§ Task material
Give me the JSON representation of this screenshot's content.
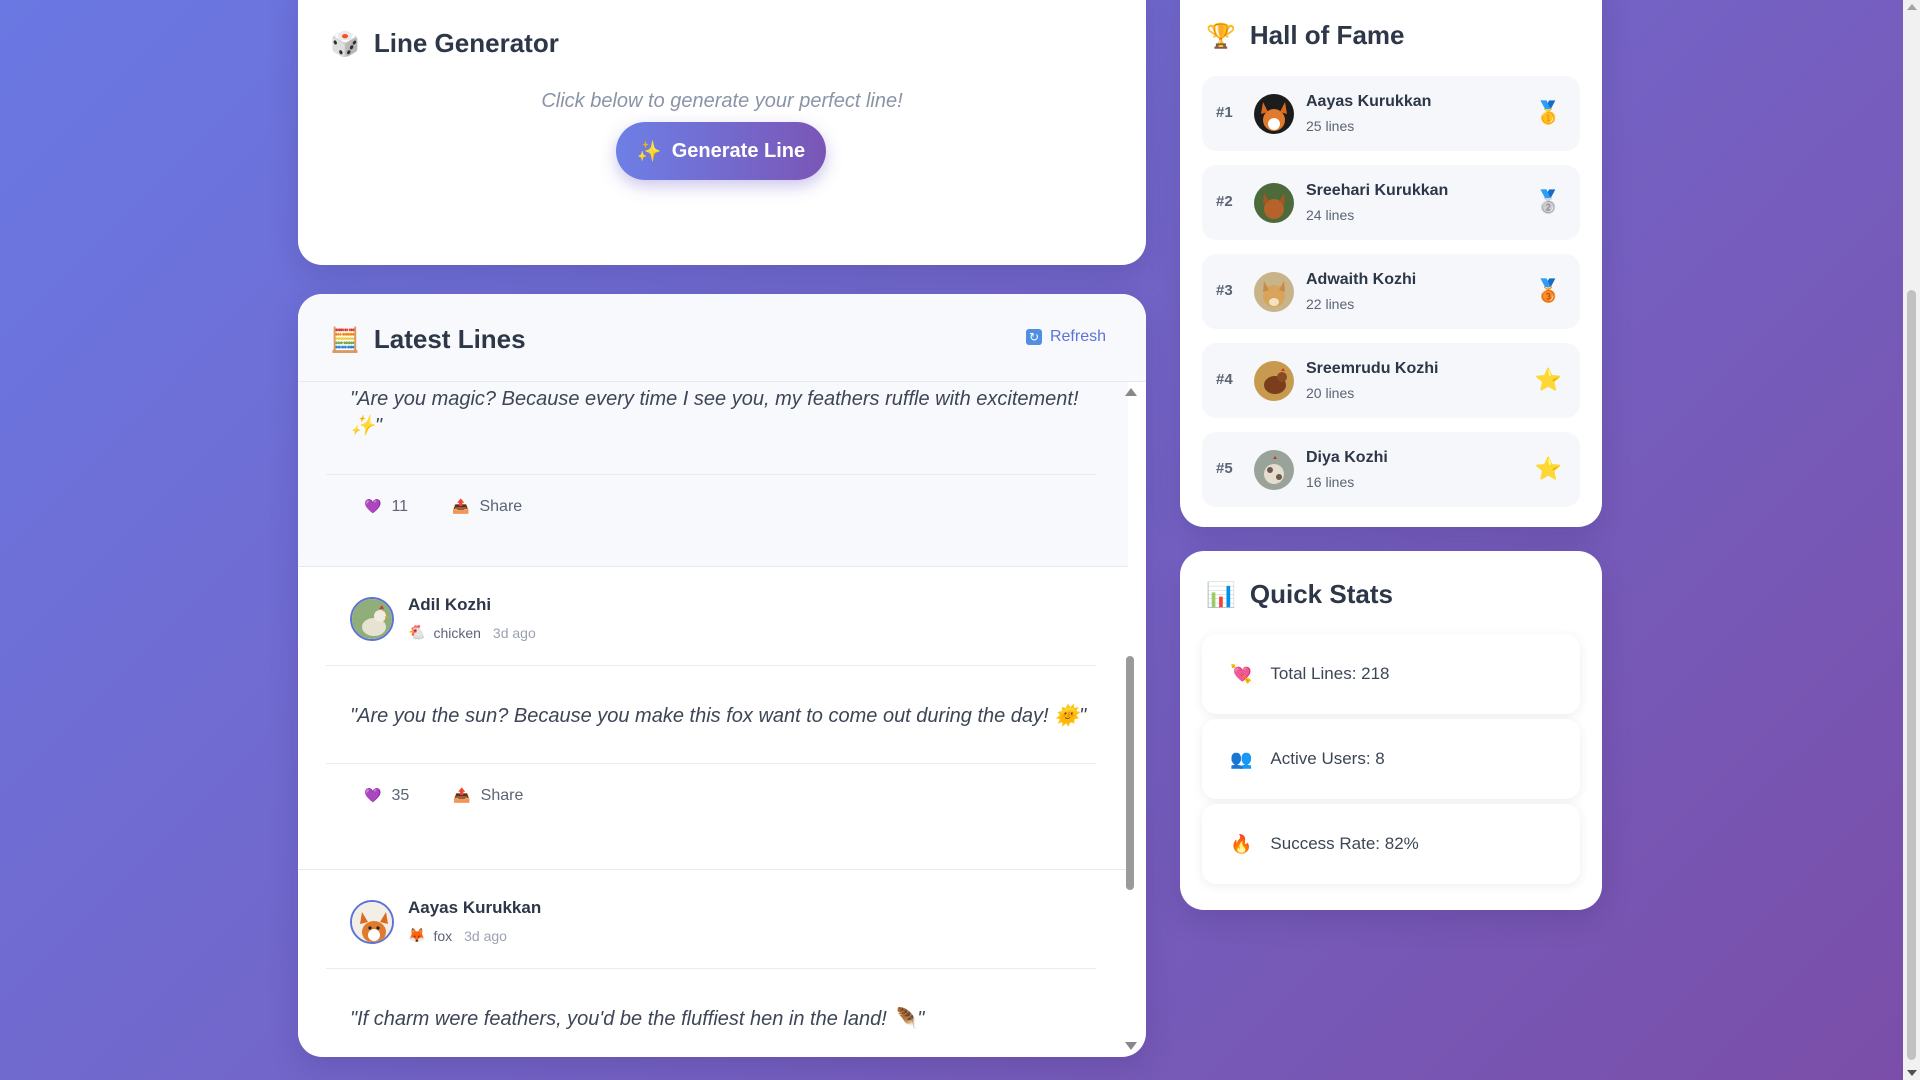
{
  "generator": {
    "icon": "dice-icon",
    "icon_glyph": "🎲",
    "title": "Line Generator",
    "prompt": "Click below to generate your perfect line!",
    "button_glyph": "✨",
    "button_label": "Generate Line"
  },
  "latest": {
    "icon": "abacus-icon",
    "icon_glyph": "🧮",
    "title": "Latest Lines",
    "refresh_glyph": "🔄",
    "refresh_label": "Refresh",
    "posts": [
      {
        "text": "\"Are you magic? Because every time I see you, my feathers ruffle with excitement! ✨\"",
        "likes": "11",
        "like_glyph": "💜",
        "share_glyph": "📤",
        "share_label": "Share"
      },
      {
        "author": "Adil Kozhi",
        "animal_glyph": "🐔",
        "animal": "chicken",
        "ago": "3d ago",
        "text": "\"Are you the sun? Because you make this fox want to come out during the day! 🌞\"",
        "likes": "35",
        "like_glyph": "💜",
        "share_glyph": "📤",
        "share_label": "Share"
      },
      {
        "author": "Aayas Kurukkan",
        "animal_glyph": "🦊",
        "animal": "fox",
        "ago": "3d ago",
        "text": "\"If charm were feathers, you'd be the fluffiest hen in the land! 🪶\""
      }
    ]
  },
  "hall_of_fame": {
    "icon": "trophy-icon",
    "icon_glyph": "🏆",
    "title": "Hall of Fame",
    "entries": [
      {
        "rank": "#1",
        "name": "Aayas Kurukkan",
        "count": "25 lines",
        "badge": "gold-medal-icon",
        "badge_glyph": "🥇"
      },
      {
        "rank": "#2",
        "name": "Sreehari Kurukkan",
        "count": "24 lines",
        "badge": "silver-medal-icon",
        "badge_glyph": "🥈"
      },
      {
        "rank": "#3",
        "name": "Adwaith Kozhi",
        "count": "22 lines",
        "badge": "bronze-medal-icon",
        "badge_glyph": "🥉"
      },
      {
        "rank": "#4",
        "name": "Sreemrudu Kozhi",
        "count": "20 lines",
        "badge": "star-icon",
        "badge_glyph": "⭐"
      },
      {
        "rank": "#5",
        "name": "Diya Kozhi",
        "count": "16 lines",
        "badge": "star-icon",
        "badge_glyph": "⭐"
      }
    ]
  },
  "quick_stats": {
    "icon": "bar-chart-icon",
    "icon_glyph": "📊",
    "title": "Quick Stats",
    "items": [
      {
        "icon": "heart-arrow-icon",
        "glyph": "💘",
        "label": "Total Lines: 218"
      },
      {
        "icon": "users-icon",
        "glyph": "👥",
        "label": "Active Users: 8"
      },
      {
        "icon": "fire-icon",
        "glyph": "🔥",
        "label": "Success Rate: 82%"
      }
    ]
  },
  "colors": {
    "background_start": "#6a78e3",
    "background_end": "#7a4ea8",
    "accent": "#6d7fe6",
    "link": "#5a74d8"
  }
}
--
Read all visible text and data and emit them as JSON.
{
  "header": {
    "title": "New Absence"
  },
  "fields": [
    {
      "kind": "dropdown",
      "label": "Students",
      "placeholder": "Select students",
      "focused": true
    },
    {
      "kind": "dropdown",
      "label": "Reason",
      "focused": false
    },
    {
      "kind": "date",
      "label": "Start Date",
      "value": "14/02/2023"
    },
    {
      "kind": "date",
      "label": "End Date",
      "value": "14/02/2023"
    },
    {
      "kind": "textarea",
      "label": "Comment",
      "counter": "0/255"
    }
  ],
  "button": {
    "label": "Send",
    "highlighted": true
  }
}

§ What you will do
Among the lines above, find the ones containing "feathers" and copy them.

§ Answer for this exercise
        "text": "\"Are you magic? Because every time I see you, my feathers ruffle with excitement! ✨\"",
        "text": "\"If charm were feathers, you'd be the fluffiest hen in the land! 🪶\""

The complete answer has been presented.